The phrase "then a question of fact arises as to whether the seller increased his cash price" is crucial in determining what appellant must establish for her individual claim and on behalf of each other purchaser of the lots whom she seeks to represent. One cannot be charged with having increased a price without showing that there was a price established. This is the first requirement of the Hare caveat. At the time appellant purchased her lots there had been no price established as to the lots.

Some of the lots had suggested prices which were supplied to the salesmen. Nevertheless actual sales were made at prices determined by bargaining back and forth. The negotiations were separate as to each individual customer. Once the price was agreed upon the customer could purchase the lot at that price for cash or by paying that price in installments evidenced by note or contract bearing 10% simple interest per annum. Moreover, very few sales, whether cash or financed, were sold at the suggested list price. Without determining facts in each individual transaction the chancellor could not ascertain if appellee *882 increased such price to cover a discount bringing the transaction within the Hare caveat. It must also be established in each separate transaction that each salesman involved had not only increased the price to cover the discount but had reasonable assurance that a given finance company would in fact purchase the note or contract. Westinghouse had 10 days after receipt of a contract to accept or reject it. Whether the interest charged was usurious would necessarily have to be decided by the chancellor on a contract by contract basis.

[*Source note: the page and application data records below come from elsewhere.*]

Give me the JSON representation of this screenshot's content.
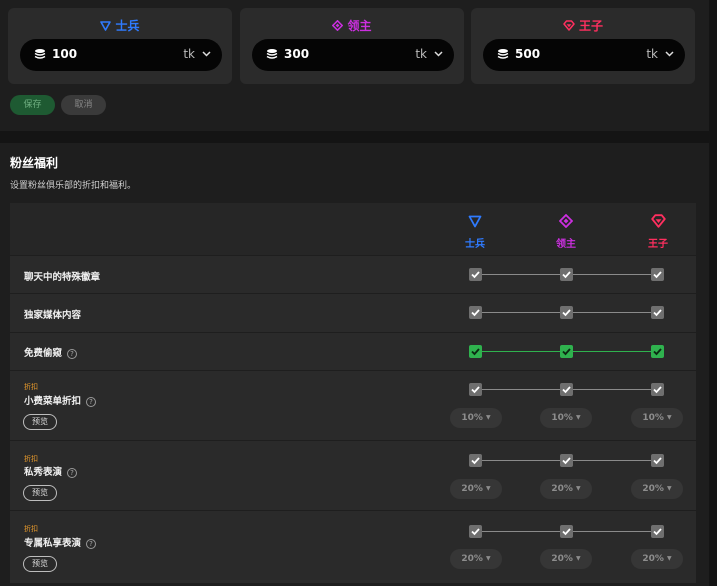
{
  "tiers": [
    {
      "name": "士兵",
      "color": "#2f7bff",
      "icon": "triangle-down-icon",
      "price": "100",
      "unit": "tk"
    },
    {
      "name": "领主",
      "color": "#cc2fe0",
      "icon": "diamond-icon",
      "price": "300",
      "unit": "tk"
    },
    {
      "name": "王子",
      "color": "#ff2f5f",
      "icon": "gem-icon",
      "price": "500",
      "unit": "tk"
    }
  ],
  "actions": {
    "save_label": "保存",
    "cancel_label": "取消"
  },
  "benefits": {
    "title": "粉丝福利",
    "subtitle": "设置粉丝俱乐部的折扣和福利。",
    "columns": [
      {
        "name": "士兵",
        "color": "#2f7bff"
      },
      {
        "name": "领主",
        "color": "#cc2fe0"
      },
      {
        "name": "王子",
        "color": "#ff2f5f"
      }
    ],
    "rows": [
      {
        "label": "聊天中的特殊徽章",
        "checked": [
          true,
          true,
          true
        ],
        "active": false
      },
      {
        "label": "独家媒体内容",
        "checked": [
          true,
          true,
          true
        ],
        "active": false
      },
      {
        "label": "免费偷窥",
        "checked": [
          true,
          true,
          true
        ],
        "active": true
      },
      {
        "tag": "折扣",
        "label": "小费菜单折扣",
        "preview": "预览",
        "checked": [
          true,
          true,
          true
        ],
        "values": [
          "10%",
          "10%",
          "10%"
        ]
      },
      {
        "tag": "折扣",
        "label": "私秀表演",
        "preview": "预览",
        "checked": [
          true,
          true,
          true
        ],
        "values": [
          "20%",
          "20%",
          "20%"
        ]
      },
      {
        "tag": "折扣",
        "label": "专属私享表演",
        "preview": "预览",
        "checked": [
          true,
          true,
          true
        ],
        "values": [
          "20%",
          "20%",
          "20%"
        ]
      }
    ]
  }
}
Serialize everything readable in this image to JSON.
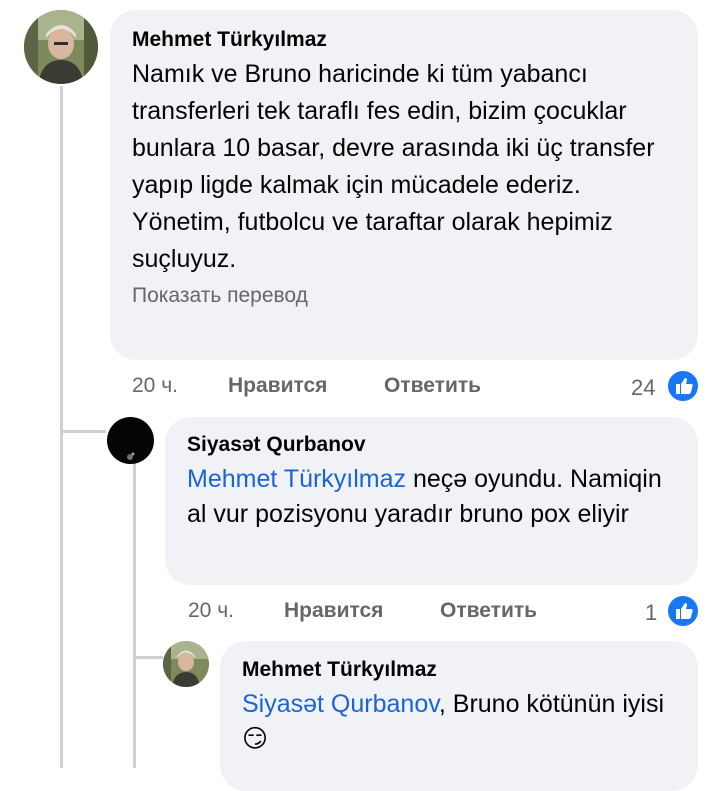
{
  "comments": [
    {
      "author": "Mehmet Türkyılmaz",
      "text": "Namık ve Bruno haricinde ki tüm yabancı transferleri tek taraflı fes edin, bizim çocuklar bunlara 10 basar,  devre arasında iki üç transfer yapıp ligde kalmak için mücadele ederiz. Yönetim, futbolcu ve taraftar olarak hepimiz suçluyuz.",
      "translate": "Показать перевод",
      "time": "20 ч.",
      "like": "Нравится",
      "reply": "Ответить",
      "reactions": "24"
    },
    {
      "author": "Siyasət Qurbanov",
      "mention": "Mehmet Türkyılmaz",
      "text": " neçə oyundu. Namiqin al vur  pozisyonu yaradır bruno pox eliyir",
      "time": "20 ч.",
      "like": "Нравится",
      "reply": "Ответить",
      "reactions": "1"
    },
    {
      "author": "Mehmet Türkyılmaz",
      "mention": "Siyasət Qurbanov",
      "text": ", Bruno kötünün iyisi 😏"
    }
  ],
  "colors": {
    "bubble": "#f0f2f5",
    "mention": "#1a64d6",
    "meta": "#65676b",
    "like_badge": "#1877f2"
  },
  "icons": [
    "avatar-photo",
    "like-icon"
  ]
}
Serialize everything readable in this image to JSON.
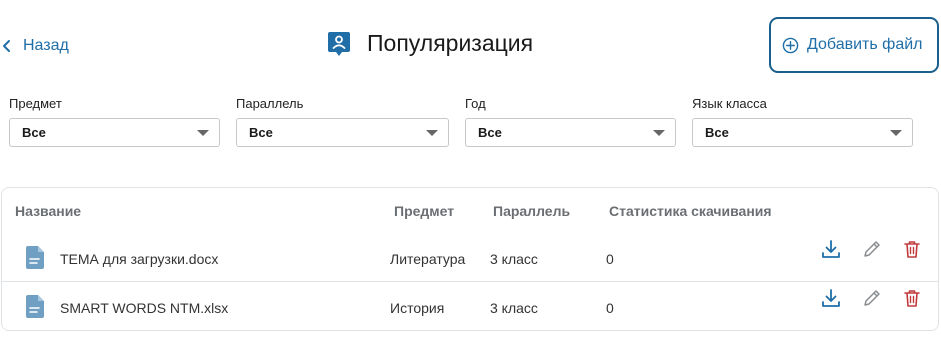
{
  "header": {
    "back_label": "Назад",
    "title": "Популяризация",
    "add_file_label": "Добавить файл"
  },
  "filters": [
    {
      "label": "Предмет",
      "value": "Все"
    },
    {
      "label": "Параллель",
      "value": "Все"
    },
    {
      "label": "Год",
      "value": "Все"
    },
    {
      "label": "Язык класса",
      "value": "Все"
    }
  ],
  "table": {
    "columns": [
      "Название",
      "Предмет",
      "Параллель",
      "Статистика скачивания"
    ],
    "rows": [
      {
        "name": "ТЕМА для загрузки.docx",
        "subject": "Литература",
        "parallel": "3 класс",
        "downloads": "0"
      },
      {
        "name": "SMART WORDS NTM.xlsx",
        "subject": "История",
        "parallel": "3 класс",
        "downloads": "0"
      }
    ]
  },
  "icons": {
    "back": "chevron-left-icon",
    "title": "user-badge-icon",
    "add": "plus-circle-icon",
    "file": "document-icon",
    "download": "download-icon",
    "edit": "pencil-icon",
    "delete": "trash-icon"
  },
  "colors": {
    "accent": "#1f6ea8",
    "button_border": "#1b5f8c",
    "icon_file": "#6fa0c3",
    "delete": "#c0393b"
  }
}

In Lindsey v. Mid-State Homes, 239 Ark. 257, 388 S.W.2d 551 (1965), in discussing the facts we said:

Jim Walters sold houses to appellants for a certain sum; a small amount was paid on the purchase price, the balance to be paid in monthly installments; a little less than 10% per annum was charged as interest on the unpaid balance. Jim Walters sold the notes for the unpaid balance to Mid-State Homes, Inc., its wholly owned subsidiary, at a discount of 20%. Appellants contend that the transactions amounted to usury under the decision in Hare v. General Contract Purchase Corporation, 220 Ark. 601, 249 S.W.2d 973. (Emphasis supplied) In Lindsey we also stated: Under the decision in the Hare case, a situation of this kind gives rise to the question of whether the transaction is usurious. The Chancellor held that it was not usurious and we cannot say the Chancellor's finding of fact is against the preponderance of the evidence.

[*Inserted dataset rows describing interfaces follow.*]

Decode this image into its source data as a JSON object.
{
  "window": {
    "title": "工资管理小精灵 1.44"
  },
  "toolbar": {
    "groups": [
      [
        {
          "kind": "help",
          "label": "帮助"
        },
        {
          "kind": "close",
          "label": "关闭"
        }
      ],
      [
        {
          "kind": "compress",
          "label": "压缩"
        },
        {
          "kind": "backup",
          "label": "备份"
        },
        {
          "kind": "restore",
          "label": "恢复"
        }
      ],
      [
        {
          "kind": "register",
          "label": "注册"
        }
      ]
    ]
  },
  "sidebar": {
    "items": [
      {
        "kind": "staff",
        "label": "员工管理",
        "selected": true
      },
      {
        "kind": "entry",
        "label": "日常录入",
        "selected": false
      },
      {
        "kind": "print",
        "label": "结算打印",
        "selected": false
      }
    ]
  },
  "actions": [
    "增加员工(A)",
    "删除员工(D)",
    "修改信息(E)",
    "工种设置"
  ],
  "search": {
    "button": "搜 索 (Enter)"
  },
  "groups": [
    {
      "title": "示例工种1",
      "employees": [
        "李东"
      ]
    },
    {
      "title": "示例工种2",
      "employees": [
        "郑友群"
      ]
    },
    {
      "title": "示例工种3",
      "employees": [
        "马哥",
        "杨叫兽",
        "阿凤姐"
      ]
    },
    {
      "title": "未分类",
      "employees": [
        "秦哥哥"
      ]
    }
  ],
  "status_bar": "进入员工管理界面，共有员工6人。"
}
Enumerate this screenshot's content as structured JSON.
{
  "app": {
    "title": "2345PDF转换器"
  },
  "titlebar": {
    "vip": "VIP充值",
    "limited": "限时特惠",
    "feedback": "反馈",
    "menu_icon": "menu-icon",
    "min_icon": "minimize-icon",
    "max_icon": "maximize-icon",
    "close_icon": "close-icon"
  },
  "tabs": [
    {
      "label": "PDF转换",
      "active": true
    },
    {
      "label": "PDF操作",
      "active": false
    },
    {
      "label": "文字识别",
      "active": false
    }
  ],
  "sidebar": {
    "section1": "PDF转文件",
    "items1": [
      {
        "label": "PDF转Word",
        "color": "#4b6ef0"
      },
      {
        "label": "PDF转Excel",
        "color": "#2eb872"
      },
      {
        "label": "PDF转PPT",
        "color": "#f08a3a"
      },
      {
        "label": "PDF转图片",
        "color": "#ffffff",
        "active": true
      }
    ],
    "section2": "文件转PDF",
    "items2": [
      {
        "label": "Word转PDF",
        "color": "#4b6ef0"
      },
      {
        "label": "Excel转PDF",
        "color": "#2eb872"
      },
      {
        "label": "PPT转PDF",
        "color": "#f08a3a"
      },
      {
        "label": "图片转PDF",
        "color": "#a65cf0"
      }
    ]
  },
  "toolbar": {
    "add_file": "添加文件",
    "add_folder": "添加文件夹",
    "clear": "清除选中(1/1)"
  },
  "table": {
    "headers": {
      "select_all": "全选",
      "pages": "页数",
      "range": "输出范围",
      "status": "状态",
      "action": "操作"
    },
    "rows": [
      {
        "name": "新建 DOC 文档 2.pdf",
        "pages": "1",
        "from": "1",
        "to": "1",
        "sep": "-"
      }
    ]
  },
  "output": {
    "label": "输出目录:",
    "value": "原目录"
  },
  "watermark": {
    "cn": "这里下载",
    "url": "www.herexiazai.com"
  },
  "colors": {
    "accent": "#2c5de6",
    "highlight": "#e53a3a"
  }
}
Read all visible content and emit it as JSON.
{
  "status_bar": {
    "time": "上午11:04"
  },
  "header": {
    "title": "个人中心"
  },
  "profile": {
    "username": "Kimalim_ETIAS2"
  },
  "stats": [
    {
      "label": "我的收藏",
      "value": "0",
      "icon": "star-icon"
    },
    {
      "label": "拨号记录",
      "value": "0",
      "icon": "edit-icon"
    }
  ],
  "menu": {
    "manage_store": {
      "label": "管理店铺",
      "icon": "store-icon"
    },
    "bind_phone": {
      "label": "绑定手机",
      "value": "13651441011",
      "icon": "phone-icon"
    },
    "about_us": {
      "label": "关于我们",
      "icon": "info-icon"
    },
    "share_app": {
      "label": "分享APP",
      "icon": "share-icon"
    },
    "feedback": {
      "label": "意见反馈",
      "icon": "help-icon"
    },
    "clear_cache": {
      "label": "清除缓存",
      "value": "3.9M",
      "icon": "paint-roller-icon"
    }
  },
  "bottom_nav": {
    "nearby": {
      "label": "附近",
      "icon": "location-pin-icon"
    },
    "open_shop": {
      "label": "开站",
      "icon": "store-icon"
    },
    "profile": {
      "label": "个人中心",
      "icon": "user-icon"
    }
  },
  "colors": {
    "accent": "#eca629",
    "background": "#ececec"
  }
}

Although very little of appellant's brief is devoted to the Truth in Lending aspect of the case, having found that a class action would not be proper under the usury allegations of the complaint, we find many more variables in this contention and it would be even less appropriate for a class action. ACI and Westinghouse are required by the Truth in Lending Act to disclose to prospective customers the method of computing the amount of any default, delinquency or similar charges payable in event of late payments. It is quite evident there is even less "commonality" in these claims.

In Ratner v. Chemical Bank New York Trust Company, 329 F. Supp. 270 (S.D.N.Y. 1972), a Truth in Lending case, the court denied a credit card holder bringing the action for himself and others the right to proceed as a class action. Judge Marvin Frankel pointed out in Ratner the incentive of class action benefits is unnecessary in view of the Act's provisions for a $100 minimum recovery, payment of costs and a reasonable fee for counsel. Furthermore, he stated that the allowance of this as a class action was essentially inconsistent with the specific remedy supplied by Congress.

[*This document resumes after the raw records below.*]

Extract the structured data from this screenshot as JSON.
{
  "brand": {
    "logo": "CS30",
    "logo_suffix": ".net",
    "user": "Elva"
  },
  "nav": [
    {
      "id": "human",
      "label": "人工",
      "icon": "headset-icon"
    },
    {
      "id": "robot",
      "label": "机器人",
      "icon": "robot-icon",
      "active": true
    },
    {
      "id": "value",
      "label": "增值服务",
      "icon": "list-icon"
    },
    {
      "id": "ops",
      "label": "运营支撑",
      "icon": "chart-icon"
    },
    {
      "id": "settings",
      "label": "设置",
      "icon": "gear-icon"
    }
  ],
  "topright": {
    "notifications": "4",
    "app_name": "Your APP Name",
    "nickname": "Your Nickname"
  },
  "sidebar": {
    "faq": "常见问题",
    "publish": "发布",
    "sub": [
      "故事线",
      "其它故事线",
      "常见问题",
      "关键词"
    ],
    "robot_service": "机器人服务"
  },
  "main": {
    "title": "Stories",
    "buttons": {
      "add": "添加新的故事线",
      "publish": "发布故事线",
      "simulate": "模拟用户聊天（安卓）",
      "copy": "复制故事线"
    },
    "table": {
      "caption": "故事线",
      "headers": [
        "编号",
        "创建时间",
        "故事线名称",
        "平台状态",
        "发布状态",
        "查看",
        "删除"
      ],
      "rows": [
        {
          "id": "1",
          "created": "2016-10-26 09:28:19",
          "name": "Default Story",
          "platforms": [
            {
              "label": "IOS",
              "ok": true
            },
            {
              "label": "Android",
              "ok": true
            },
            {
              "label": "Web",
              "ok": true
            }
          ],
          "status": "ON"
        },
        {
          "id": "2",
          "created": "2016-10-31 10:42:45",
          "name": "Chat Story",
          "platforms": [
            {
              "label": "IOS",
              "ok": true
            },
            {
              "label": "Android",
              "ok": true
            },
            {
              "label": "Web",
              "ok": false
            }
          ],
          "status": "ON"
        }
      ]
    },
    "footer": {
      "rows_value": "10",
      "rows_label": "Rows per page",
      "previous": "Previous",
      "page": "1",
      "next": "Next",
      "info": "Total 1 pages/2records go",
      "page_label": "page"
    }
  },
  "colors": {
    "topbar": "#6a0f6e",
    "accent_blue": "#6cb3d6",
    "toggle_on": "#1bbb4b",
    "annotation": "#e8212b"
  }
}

For the foregoing reasons we affirm the chancellor's holding that this case is not a proper class action.

FOGLEMAN, J., concurs.

FOGLEMAN, Justice (concurring).

I concur because the issues were not confined to the question whether all the contracts were rendered usurious by appellee's contract with Westinghouse Credit Corporation, which required appellee to submit all time purchase contracts to be submitted to the credit corporation. I do not feel that it is necessary to go any further in this case.


[1] Testimony in the record indicated the number to be 812.